Ghosts: This is a psychological thriller that boldly discusses marriage infidelity, venereal disease, and assisted suicide. Yes, and it was published in 1881 when NONE of those things were openly discussed. Helen Alving is tortured by the memories of her late husband’s many infidelities, yet as a Good Victorian Woman she feels she must honor him in every way possible, to help him save face in their community. She wants her son to return home from his travels to help her establish a new family order, one without ties to her dead husband, one where she hopes she will be free. What she does not expect is that her son, Oswald, has his own horrifying legacy from his father: his syphilis is not a result of his Parisian free love, but was inherited directly from his philandering father, and it is quickly killing him. Fun fact: Once upon a time I took home a state theater medal for a scene from Ghosts; I was Helen Alving, my bff was Oswald in the scene is where Oswald asks for his mother to administer enough drugs to kill him if the syphilis eats too much of his brain and he becomes a syphilis vegetable. Not an easy scene for a couple of 18 year olds!
Enemy of the People: This! Published in 1882 this play is still so relevant. We’re talking water in Flint, Michigan, and the GOP and current Presidential election brouhaha, and environmental damage being covered up by a ruling (but stupid) majority; this play has all of that. A popular tourist attraction in a small town, the baths, is actually poisoning people, the concerned doctor-scientist who discovers this wants to rally the town to his cause, close down the baths and correct the issue. He takes to the media (newspaper) to argue his case, and is completely shut down by his brother, the Mayor, and the rest of the “concerned” town citizens who do not want the baths closed because they will all lose revenue in their respective businesses if the tourists stay away. Does ANY of this sound remotely current? Yes. Yes it does. Ibsen is brilliant, and there are so many quotes that are spot-on in our current political and environmental landscape.
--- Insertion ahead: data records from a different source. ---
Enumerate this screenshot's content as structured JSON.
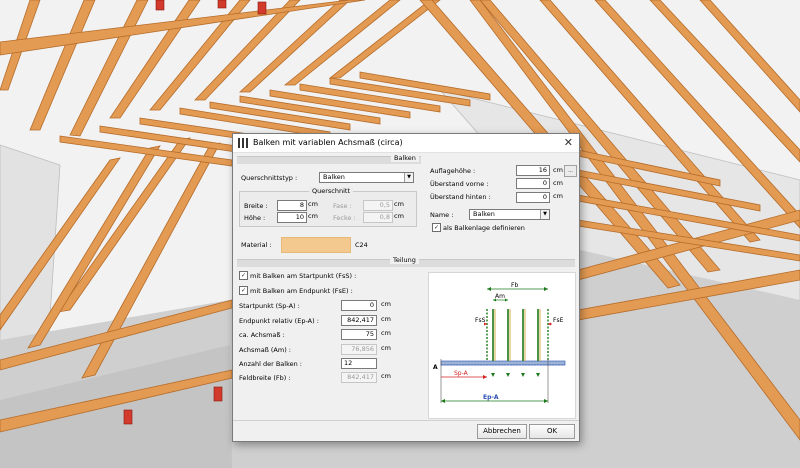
{
  "window": {
    "title": "Balken mit variablen Achsmaß (circa)",
    "close_glyph": "✕"
  },
  "sections": {
    "balken": "Balken",
    "querschnitt": "Querschnitt",
    "teilung": "Teilung"
  },
  "querschnittstyp": {
    "label": "Querschnittstyp :",
    "value": "Balken"
  },
  "breite": {
    "label": "Breite :",
    "value": "8",
    "unit": "cm"
  },
  "hoehe": {
    "label": "Höhe :",
    "value": "10",
    "unit": "cm"
  },
  "fase": {
    "label": "Fase :",
    "value": "0,5",
    "unit": "cm"
  },
  "fecke": {
    "label": "Fecke :",
    "value": "0,8",
    "unit": "cm"
  },
  "auflagehoehe": {
    "label": "Auflagehöhe :",
    "value": "16",
    "unit": "cm"
  },
  "ueberstand_vorne": {
    "label": "Überstand vorne :",
    "value": "0",
    "unit": "cm"
  },
  "ueberstand_hinten": {
    "label": "Überstand hinten :",
    "value": "0",
    "unit": "cm"
  },
  "name": {
    "label": "Name :",
    "value": "Balken"
  },
  "als_balkenlage": {
    "label": "als Balkenlage definieren",
    "checked": true
  },
  "material": {
    "label": "Material :",
    "value": "C24",
    "color": "#f4c98f"
  },
  "mit_balken_start": {
    "label": "mit Balken am Startpunkt (FsS) :",
    "checked": true
  },
  "mit_balken_end": {
    "label": "mit Balken am Endpunkt (FsE) :",
    "checked": true
  },
  "startpunkt": {
    "label": "Startpunkt  (Sp-A) :",
    "value": "0",
    "unit": "cm"
  },
  "endpunkt": {
    "label": "Endpunkt relativ  (Ep-A) :",
    "value": "842,417",
    "unit": "cm"
  },
  "achsmass": {
    "label": "ca. Achsmaß :",
    "value": "75",
    "unit": "cm"
  },
  "achsmass_am": {
    "label": "Achsmaß (Am) :",
    "value": "76,856",
    "unit": "cm"
  },
  "anzahl": {
    "label": "Anzahl der Balken :",
    "value": "12"
  },
  "feldbreite": {
    "label": "Feldbreite (Fb) :",
    "value": "842,417",
    "unit": "cm"
  },
  "diagram": {
    "fb": "Fb",
    "am": "Am",
    "fss": "FsS",
    "fse": "FsE",
    "spa": "Sp-A",
    "epa": "Ep-A",
    "a": "A",
    "arrow_color": "#1c7a1c",
    "red": "#d42020",
    "blue": "#2a4fb0"
  },
  "buttons": {
    "cancel": "Abbrechen",
    "ok": "OK",
    "more": "..."
  },
  "colors": {
    "timber": "#e39a52",
    "timber_dark": "#b56c2a",
    "bracket": "#d23a2c"
  }
}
Rosmerscholm: Not my favorite Ibsen, it explores similar themes of his other plays: the role of women, morality vs Christianity, and–as always–there is a lot of talk of suicide.
Master Builder: Somewhat autobiographical, Ibsen writes about an architect who believes he has sort-of magical powers, if he dreams something up, it comes to pass. He has built his career on the destruction of his wife’s family/ancestral home, something she has never gotten over. And then this teenage vixen comes along to try and destroy the architect, and she does good work. Not my favorite, and it didn’t have great reviews when it was first performed, but it is interesting how much of Ibsen’s life is in this particular play.
Emperor and Galilean: Huge, sweeping epic on the fight between Christianity and paganism in ancient Rome (AD 351). The Roman Emperor, Julian, is trying to rule his vast land holdings; the followers of Christ (the Galilean of the title) are trying to maintain Christianity as the official religion of the Roman empire. The clash between church and state, Christian and other, intellectuals and faith, it’s all there. A recent re-translation by Ben Powers cuts this 7-hour play down to 3.5 hours (both performance time) and modernizes the language a bit, it is easier to understand than the original behemoth.
More info on Henrik Ibsen.